Continuing to expand hands-on learning opportunities, Berkeley Law launched two in-house clinics this past year.
Led by former California Deputy Attorney General Claudia Polsky ’96, the Environmental Law Clinic gives students enviable training opportunities and bolsters the school’s highly regarded environmental law program. The clinic will focus squarely on certain issues and choose projects that can make a real-world difference, identify leverage points that spark meaningful reform, and have a strong chance to succeed.
“I’m generally not drawn to producing another amicus brief on top of 15 others in a case,” Polsky says. “With rising temperatures, extraordinary pollution levels, and daily extinction of species, we need to make a bigger impact.”
The clinic tackled three projects last semester. One analyzed whether the Environmental Protection Agency should consider the monetary costs of cleaning downstream pesticide-polluted water when deciding whether to authorize pesticides for nationwide use—which could affect numerous regulatory decisions. Another worked on a California auto insurance program that could cut greenhouse gas emissions by 8 percent by reducing discretionary miles. A third sought to compel a state agency to disclose its health assessment and precautionary recommendations regarding cell phones’ electro-magnetic fields.
Clinic areas of emphasis include climate change, toxics reduction, realizing the human right to water and sanitation, creating green jobs, and facilitating access to nature.
After piloting within the East Bay Community Law Center, the Policy Advocacy Clinic (PAC) launched last fall as a stand-alone entity. Berkeley Law and public policy students collaborate on projects aimed at increasing social justice, equity, and inclusion for underserved clients.
Led by longtime clinical professor Jeffrey Selbin, the clinic released a report on the growing tendency to criminalize homelessness in California—which became a central piece of a legislative campaign to enact basic civil rights protections for homeless people.

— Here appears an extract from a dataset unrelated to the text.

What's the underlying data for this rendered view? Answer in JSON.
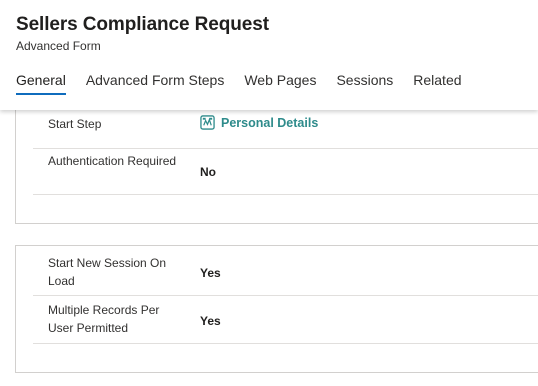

PAC also works to eradicate burdensome juvenile court fees for low-income families. The clinic achieved a major victory in March, when its research led to a moratorium on the assessment and collection of such fees in Alameda County.
“We confront issues that disproportionately harm low-income people and people of color,” says Selbin, whose clinic also works to increase police accountability and to help low-income Californians better access vital programs within the Affordable Care Act. “It’s great to see students expanding their toolkits beyond traditional litigation and transactional skills in order to effect change.”